March 26, 2016

A technology-driven disease tracking system developed by city-based Centre for Development of Advanced Computing (C-DAC) will enable speedy medical aid to malaria and tuberculosis (TB) patients in the North East.

After successful trials of Mobile-based Surveillance Quest using IT (MoSQuIT), the malaria tracking system, C-DAC has teamed up with the Indian Council of Medical Research (ICMR) and local health departments to launch the TB surveillance system.

The focus will be on patients residing in highly inaccessible and hilly regions in Assam, Tripura and neighbouring states. The hub of all tracking systems will be the Regional Medical Research Centre in Dibrugarh, Assam.

This centre will house the medical history of affected persons, the visits by medical staff and prescribed drug doses. Apart from this, the centre also has a drug alert system connecting hospitals or health care centres and a deceased's family, besides also a round-the-clock monitoring facility for drug-intake and disease follow-ups.

C-DAC scientist Dr Ganesh Karajkhede said, "While malaria or TB cases are reported everywhere in the country, the challenge in the North East is the accessibility to medical facilities. People there are still largely dependent on government-run hospitals. However, now using technology, disease tracking and medical aid will improve significantly."

The state governments, too, have played a supportive role in implementation of the system, said Joint Director of Applied Artificial Intelligence (AAI) Group of C-DAC Anuradha Lele.

"Our systems will store all disease-related information of patients and help easy diagnosis and treatment through the government machinery. The state health departments have steered forwarded this application's reach in this region," said Lele.

With MoSQuIT, diagnosis reports are obtained instantly as opposed to a seven-day leap time when done manually by health workers. Similarly, the updated stock of medicines can also be obtained online instantly, which would otherwise need up to seven days.

'Integrated disease surveillance soon in NE'

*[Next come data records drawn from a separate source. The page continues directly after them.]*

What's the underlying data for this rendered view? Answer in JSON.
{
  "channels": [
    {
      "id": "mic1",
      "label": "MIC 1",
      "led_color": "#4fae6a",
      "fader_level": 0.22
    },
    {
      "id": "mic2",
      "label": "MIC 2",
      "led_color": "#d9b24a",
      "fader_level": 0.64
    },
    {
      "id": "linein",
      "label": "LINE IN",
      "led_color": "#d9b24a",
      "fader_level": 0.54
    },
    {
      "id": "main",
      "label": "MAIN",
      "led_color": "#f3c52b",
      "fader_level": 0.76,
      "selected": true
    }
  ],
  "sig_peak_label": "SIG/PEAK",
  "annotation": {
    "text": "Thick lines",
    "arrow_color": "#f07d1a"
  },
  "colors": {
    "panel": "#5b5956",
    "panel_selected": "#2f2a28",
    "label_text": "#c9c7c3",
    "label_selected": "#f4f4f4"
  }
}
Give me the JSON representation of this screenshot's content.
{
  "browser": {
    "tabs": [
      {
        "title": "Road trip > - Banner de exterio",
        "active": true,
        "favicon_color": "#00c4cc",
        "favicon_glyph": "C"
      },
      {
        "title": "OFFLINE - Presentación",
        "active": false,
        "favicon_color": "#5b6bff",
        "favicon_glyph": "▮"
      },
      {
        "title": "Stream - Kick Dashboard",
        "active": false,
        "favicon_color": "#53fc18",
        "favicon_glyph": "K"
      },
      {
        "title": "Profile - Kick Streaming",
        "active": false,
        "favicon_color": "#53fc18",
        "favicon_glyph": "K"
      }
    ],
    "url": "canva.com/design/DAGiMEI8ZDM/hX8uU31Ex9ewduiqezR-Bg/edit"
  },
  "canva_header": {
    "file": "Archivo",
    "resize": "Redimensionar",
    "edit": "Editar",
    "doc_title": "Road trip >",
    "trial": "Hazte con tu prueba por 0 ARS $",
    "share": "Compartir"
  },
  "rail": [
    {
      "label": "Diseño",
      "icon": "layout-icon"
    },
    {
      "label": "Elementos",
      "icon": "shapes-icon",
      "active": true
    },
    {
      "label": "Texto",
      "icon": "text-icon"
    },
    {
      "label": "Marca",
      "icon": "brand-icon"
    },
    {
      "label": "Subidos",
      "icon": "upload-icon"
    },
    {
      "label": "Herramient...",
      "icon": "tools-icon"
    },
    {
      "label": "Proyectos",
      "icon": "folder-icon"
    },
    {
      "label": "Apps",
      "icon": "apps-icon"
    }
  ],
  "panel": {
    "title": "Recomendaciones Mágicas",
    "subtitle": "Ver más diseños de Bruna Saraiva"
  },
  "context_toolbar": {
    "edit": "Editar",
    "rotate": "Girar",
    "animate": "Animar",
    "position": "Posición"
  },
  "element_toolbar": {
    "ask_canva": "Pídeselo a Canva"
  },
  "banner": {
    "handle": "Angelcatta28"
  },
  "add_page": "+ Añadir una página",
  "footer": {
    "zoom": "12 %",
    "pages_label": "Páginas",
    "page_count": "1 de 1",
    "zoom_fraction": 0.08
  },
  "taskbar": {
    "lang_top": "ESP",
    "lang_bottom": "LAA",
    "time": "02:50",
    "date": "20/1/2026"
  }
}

While C-DAC has so far focused on two diseases, in the future, it plans integrating major illnesses prevailing in the North East. "Our work in developing an Integrated Disease Surveillance Programme (IDSP) is underway. Local government bodies are involved in the same," said Associate Director of AAI Ajai Kumar.